The implications of COVID-19 have sent shockwaves throughout the aviation industry, sending a myriad of liquidity-strapped airlines, across the globe, into administration or part government ownership. The inherent uncertainty levels, that are synonymous with current times, have left a wide array of airlines across the globe struggling to navigate through uncharted territories. Even a legacy carrier like British Airways is not able to survive this crisis, at least not without the financial and non-financial support from the government and the stakeholders. Apart from close collaboration between airlines and stakeholders, the downsizing of the business is one of the keys to survive this crisis; these actions needs to be handled sensitively (e.g. axing of 12,000 jobs). 

The worst of the first wave is been behind numeroud countries in various parts of the world, for these countries the domestic/continental markets have entered into a recovery phase. In the UK it has been very challenging to kickstart travel within Europe, mostly due to the UK government’s botched handling of the current COVID-19 crisis. First by bungling the initial COVID-19 response earlier this year, then secondly by imposing misguided 14 day quarantines on passengers arriving in the UK. The government’s lack of cooperation and commitment to the aviation sector so far has led to the following event: Forcing the UK flag carrier, British Airways, to pull every single cost-cutting measure out from their drawers, at the cost of the BA employees. 

Lawmakers complaints about the airline’s job cuts seem to be one-sided and are only resulting in an ongoing unsolved conflict. Criticising airlines has become a national pastime for people across the globe, including the UK. However, blasting the company for trying to prevent its own collapse due to COVID-19 is unfair and irresponsible. British Airways is burning about £600m of cash every month and, from a sustainable and economical point of view, countermeasures have to be taken immediately in order to save that airline from the collapse – especially during the challenging winter period.

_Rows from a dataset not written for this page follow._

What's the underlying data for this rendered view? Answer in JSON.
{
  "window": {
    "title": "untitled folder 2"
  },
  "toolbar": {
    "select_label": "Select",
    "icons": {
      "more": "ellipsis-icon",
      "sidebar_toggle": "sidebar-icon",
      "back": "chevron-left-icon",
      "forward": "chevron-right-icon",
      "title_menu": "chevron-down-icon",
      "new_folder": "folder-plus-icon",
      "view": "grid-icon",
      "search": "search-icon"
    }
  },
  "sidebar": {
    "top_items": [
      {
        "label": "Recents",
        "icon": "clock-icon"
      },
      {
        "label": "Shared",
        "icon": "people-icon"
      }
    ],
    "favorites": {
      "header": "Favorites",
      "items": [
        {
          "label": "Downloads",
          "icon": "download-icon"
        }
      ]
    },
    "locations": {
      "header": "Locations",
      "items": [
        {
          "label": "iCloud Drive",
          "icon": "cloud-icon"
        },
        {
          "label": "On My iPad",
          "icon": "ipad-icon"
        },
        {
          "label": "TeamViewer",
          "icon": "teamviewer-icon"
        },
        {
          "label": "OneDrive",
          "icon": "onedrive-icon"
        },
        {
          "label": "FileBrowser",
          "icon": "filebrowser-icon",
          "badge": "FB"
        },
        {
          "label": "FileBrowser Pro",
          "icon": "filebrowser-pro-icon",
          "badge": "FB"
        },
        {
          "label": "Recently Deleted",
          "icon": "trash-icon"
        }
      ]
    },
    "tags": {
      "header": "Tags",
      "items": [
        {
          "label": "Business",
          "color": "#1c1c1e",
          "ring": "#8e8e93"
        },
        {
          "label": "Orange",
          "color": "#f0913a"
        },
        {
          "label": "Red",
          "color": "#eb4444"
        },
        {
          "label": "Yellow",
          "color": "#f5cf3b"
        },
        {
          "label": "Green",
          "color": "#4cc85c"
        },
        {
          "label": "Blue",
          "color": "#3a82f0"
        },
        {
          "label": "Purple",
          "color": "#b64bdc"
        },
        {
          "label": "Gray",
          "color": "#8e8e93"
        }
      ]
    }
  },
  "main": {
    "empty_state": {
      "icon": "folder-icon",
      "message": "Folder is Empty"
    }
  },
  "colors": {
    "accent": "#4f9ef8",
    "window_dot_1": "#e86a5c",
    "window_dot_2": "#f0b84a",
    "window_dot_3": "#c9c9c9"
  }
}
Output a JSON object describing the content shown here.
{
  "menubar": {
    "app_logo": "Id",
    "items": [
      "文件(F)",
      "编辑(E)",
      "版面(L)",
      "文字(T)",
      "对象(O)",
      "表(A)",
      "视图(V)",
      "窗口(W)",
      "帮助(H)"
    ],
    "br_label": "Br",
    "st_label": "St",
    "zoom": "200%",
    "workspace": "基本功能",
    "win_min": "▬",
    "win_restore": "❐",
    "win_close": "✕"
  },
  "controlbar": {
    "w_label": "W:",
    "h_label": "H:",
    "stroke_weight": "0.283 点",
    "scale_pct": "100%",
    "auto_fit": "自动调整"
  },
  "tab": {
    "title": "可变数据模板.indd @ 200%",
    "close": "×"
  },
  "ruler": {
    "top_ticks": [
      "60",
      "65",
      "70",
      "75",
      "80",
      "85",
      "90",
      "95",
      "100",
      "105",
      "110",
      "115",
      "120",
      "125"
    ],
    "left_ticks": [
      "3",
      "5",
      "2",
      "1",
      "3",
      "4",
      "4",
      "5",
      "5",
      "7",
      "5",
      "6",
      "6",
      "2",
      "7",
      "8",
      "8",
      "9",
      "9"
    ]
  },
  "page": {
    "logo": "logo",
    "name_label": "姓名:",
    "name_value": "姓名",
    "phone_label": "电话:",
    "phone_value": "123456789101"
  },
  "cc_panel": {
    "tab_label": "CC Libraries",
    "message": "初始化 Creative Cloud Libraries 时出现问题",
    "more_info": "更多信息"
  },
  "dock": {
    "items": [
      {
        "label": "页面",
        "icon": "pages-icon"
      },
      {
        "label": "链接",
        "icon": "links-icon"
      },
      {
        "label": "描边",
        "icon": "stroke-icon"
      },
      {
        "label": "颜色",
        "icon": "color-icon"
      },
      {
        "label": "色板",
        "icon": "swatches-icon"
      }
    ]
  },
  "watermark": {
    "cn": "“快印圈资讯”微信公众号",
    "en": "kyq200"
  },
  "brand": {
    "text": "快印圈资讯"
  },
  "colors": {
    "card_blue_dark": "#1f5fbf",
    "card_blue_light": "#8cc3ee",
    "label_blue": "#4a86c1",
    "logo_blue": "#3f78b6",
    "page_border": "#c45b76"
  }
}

British Airways was very profitable in pre COVID-19 times, including achieving a 14.5 per cent operating profit margin in 2019. The company cash reserves therefore are still decent; however, British Airways’ current operating model could eat up these cash reserves quickly. A full-service network carrier like British Airways relies heavily on business travel and under these circumstances, especially with the imposed 14 days-quarantine rules for arrivals from other countries including Spain and France, the recovery process for them will take longer than usual.

The union’s lack of cooperation, and economic understanding, has also led to the ongoing toxic conflict between the management of the airline company and the union. Even if bailouts and wage subsidies buy an airline time, they do not change the economics at the end of the day. Therefore, regrettably, job cuts are inevitable and the union therefore should actively return to the negotiation table with British Airways, with a mindset that is willing to find realistic solutions.

British Airways B747-400 in Negus Livery. Photo Source BA

From my point of view, the best approach to solve these issues would be following: 

  • Conversion of full-time jobs into secured part-time jobs, which could be returned to full-time jobs from 2023 on (in alignment with capacity and demand growth)
  • A salary cut for 3000-5000 pilots by up to 30 per cent until 2023, leading to additional savings of up to £250m
  • For the protection of jobs, airline workers should join together to form action committees; these committees should be independent from the partly politically motivated unions

The constant and sustainable safeguarding for the UK’s flag carrier should be the top priority for the employees, the union and the UK Government. In addition to that, it should be in the interest of all stakeholders to sacrifice these measures in order to safeguard jobs in the long-term; since the demand for travelling by plane will ultimately return to its previous long-term growth trajectory. 

A closer cooperation between the airline, the UK Government and the union (+ employees) is essential in this case. It could contribute to a reduction of the amount of upcoming redundancies. Thousands of jobs at British Airways could be saved from this close cooperation; the longer the battle goes on, the more jobs (direct and indirect) will be put at risk. Increased levels of redundancies would also do more harm than good for all involved parties (e.g. the general economy). The airline must handle such tough measures sensitively, it is not helping that the lawmakers and unions are attacking the airline during its fight to survive the ongoing pandemic.